In the afternoon we needed to decide what to do about dinner. The area that MYC is in is very residential with few restaurants, none within walking distance. A bike ride was considered but there was no one to bum a second bike from, and the “delivery” options from local places was limited to Chinese. The club has a restaurant, but it is only open for dinner certain nights of the week and Tuesday is not one of them. So, we broke into our “emergency dinner” provisions; pasta and home-made marinara sauce. This was the second meal from our jar and so we now have to get more from our stock when we are home. Knowing we are leaving, we have not been stocking the fridge and so our choices for dinner are now nonexistent. This marina is extremely quiet and there are little to no cruisers around right now; it is too early in the season. There are several people who live aboard, but most have kept to themselves. Later in the day we met Scott (sorry no picture) who pulled his sailboat (“Irish Memories”) into the slip next to ours. He is a widower with 4 adult kids and is from Ohio. He is keeping his boat in Maryland for the summer and will be doing some major repairs in the boatyard further up the creek. Wednesday 5/27/15) – MYC – The day began with what looked like storming clouds. Rain and thunderstorms had been predicted, but they seemed to have disappeared by 6:30. So Denise went for a run and to check out the surrounding area. After photographing some Canadian geese pooping all over the grass, and rescuing a turtle trying to cross the road, she ran past a house being torn down making way for a new mc-mansion on the waterfront. She also confirmed that the decision to eat on board last night was a good one as a 3-mile bike ride would have been on a busy street with no shoulder in which to ride.
Canadian Geese all over the place
House coming down….
..for new house!
Storm building over the Bay
We spent most of the day working and setting up for activities when we are home. We also began packing and arranging for the cab ride to the (BWI) airport. At the end of the day we went up to the MYC for dinner and had a good meal at a reasonable price (Denise had Salmon and Mark had the burger in case you were interested). The marina is preparing for its grand opening weekend next weekend (6/5 and 6/6), so there is lots of maintenance activity going on. The funniest one for us to watch is the filling of their swimming pool. Being from FL, we all know that if you pool needs water you put your garden hose in the pool and turn it on. Here, they cannot do that; they have to have trucks deliver the water in tankers. They started this early in the morning and by 7:30 at night they were still trying to fill the club pool. What a sight!
Pool Fill – still going at 7:30 pm
Other pictures from this area:

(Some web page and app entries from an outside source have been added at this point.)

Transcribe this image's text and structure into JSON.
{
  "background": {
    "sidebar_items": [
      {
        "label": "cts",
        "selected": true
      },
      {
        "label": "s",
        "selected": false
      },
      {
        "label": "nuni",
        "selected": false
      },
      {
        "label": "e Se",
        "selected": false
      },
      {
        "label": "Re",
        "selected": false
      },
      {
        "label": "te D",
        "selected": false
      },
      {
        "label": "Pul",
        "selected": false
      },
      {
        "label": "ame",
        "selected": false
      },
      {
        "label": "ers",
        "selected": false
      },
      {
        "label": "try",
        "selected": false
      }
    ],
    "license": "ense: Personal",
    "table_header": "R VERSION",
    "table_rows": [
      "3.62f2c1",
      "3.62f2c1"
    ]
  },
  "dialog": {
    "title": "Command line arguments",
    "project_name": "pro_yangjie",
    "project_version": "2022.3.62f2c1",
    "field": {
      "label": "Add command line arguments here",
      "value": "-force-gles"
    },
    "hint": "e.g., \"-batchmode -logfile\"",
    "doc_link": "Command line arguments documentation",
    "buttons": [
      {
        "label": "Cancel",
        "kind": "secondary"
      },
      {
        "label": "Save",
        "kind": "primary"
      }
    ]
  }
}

On dock at MYC
Our boat at MYC
Wedding venue at MYC
As if dogs could read….
Bird on neighboring boat
Sunset at MYC
Sunset at MYC
Tomorrow morning we will be up early to catch our flight home, and therefore there will be no more posting until we are back on the boat on 6/3. Stay tuned for more!